Extend the Power of SAS® to Use Callable VBS and VBA Code Files, continued
SAS can use the “X” command to start the VBS routine and assign the parameter values to process the
report. (Note the
SAS “X” command in not available to the SAS Enterprise Guide users due to environment
restrictions that prevent SAS Enterprise Guide from knowing where it is running).
6. SAS can process the data files to be used as input to the VBS control module. The output from SAS can be
any format that the VBA code modules can read.
The SAS “X” command is a powerful command tool. It allows nearly any Operating System command to be executed
by starting it from within the SAS program code. Directories can be listed, other SAS jobs can be started, Excel
workbooks can be opened, files can be deleted, and now we will discuss how a built-in operating system function can
be used to control a Microsoft product like EXCEL (and Word). The VBS scripting language is similar to the VBA code
language; but, it does have a few minor differences. You can execute the commands stored in a VBS code module
(any_file_name.vbs) simply by double clicking on the filename or using the SAS “X” command to run the script. VBS
scripts will also accept parameters at invocation, allowing you to control how they work internally. VBA macros can be
built by recording the macro from within the EXCEL workbook. These recorded macros generally have a lot of default

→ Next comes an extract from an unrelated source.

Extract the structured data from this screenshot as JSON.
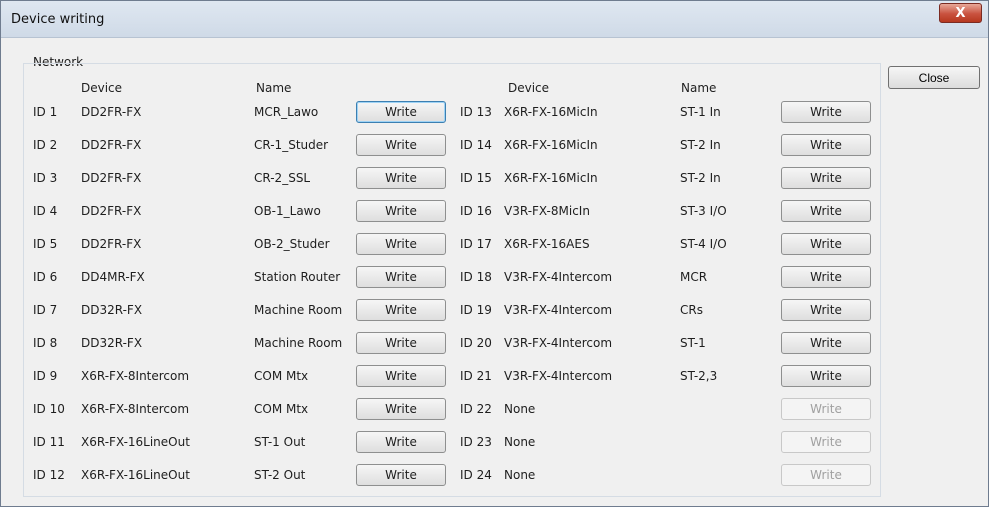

commands that are not required for a final macro and they also have a lot of workbook and worksheet specific cell
references that may be too specific for a general purpose macro. SAS has the feature of being a top-down
programming language, what that means is that code has to be defined before it can be used. Code is presented to
SAS as a text stream, and each macro, data step and procedure call must be executed one group at a time. Code at
the bottom of the text file is not executed until the step it is contained within is executed, usually at end of the job.
However Object Oriented programming languages like VBA read in the whole set of code routines, compile them,
then passes control of the program to a routine that waits for something to happen. Like a user moves a mouse
pointer, clicks on a menu, or pushes a key on the keyboard. Each object has its own list of things you can make it do
or do to it. These are beyond the scope of this book, but some simple things will be explored to show how to start
building a set of your own VBA macros to use to create your reports.
Virtually anything that you can do using Excel you can do using VBA, after all Excel was written using the VBA
language. So, you can modify cells by adding data to them, outlining them, moving them copying them, or clearing
them. You can add or delete worksheets, and manipulate rows or columns of data. By being able to add or delete
worksheets you have the ability to pass information to Excel that can be used in the formatting process and then be
able to delete that information, This is something that a TAGSET cannot perform. Files can be read, written or
converted from one format to another. By writing the VBA code yourself you have control of the order of the actions
that Excel takes. The intent here is to show you how to create formatted Excel output files that are ready for delivery
to your user in minutes instead of spending much longer doing it yourself. Making them high quality will be left to you.
The initial setup of the first run of each report may take a little longer because you need to write VBA code, but every
time you execute the report you fill save time running and getting it ready to print.
The SAS code listed below under the heading “
SAS Code to Create an Unformatted Output *.XML File
is a simple example. It starts with the SASHELP.CLASS file and sorts it by sex and height, then writes it to a *.xml file
using the ODS Tagset EXCELXP. We will also suppress the column with the observation number to make the file a
little cleaner. Additionally, the code sets up SAS macro variables to define the following:
VBA subroutine name to execute
C:\MY_Excel_Files\my_sorted_class_data.xml Full File path and Input file name
C:\MY_Excel_Files\my_sorted_class_data.xls Full File path and Output file name
VBA module name (without the bas)
VBA subroutine name to execute
Table 1. List of Parameters used to control the execution of the VBS script shown below.